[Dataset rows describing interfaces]
#####

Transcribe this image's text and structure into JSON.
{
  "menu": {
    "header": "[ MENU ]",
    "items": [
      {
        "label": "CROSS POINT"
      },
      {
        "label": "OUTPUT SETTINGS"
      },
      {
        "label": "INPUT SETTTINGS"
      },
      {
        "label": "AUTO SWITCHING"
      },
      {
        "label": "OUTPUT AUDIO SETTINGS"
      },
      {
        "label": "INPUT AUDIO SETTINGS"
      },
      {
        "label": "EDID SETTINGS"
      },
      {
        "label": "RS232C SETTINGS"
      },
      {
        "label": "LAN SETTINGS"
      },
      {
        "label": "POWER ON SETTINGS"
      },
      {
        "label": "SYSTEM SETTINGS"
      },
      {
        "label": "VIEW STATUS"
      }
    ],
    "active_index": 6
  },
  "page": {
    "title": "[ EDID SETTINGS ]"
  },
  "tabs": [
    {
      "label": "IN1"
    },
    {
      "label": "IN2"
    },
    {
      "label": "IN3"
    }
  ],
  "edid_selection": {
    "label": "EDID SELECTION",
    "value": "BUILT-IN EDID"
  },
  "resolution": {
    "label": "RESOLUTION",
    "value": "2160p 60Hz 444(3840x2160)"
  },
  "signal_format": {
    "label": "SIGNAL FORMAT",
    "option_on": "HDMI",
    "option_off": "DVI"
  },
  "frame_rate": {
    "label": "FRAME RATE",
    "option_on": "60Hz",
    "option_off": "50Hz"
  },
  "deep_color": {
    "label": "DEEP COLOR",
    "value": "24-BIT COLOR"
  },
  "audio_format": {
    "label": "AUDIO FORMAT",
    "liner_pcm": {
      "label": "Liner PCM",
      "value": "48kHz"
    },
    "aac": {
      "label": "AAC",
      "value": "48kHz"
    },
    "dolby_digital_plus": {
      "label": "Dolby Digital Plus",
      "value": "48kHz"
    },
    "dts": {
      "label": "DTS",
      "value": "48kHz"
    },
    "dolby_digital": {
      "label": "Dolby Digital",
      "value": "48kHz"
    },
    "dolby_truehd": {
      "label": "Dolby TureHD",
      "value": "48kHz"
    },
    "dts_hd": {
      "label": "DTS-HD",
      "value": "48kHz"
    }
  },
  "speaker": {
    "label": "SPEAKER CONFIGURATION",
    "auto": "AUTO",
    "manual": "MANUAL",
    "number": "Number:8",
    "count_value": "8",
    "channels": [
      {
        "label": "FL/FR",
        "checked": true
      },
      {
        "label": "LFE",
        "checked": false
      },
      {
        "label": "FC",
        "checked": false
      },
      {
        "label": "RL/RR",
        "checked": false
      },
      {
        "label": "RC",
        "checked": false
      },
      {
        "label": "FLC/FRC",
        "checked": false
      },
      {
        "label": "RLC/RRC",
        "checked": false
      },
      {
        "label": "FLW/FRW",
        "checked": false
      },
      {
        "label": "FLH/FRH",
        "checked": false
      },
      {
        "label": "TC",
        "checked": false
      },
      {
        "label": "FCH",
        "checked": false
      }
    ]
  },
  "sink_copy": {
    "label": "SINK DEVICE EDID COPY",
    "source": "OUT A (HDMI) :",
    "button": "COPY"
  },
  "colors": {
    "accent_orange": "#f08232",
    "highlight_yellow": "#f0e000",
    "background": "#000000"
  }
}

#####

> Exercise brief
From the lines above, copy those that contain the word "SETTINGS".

> Response to this exercise
        "label": "OUTPUT SETTINGS"
        "label": "OUTPUT AUDIO SETTINGS"
        "label": "INPUT AUDIO SETTINGS"
        "label": "EDID SETTINGS"
        "label": "RS232C SETTINGS"
        "label": "LAN SETTINGS"
        "label": "POWER ON SETTINGS"
        "label": "SYSTEM SETTINGS"
    "title": "[ EDID SETTINGS ]"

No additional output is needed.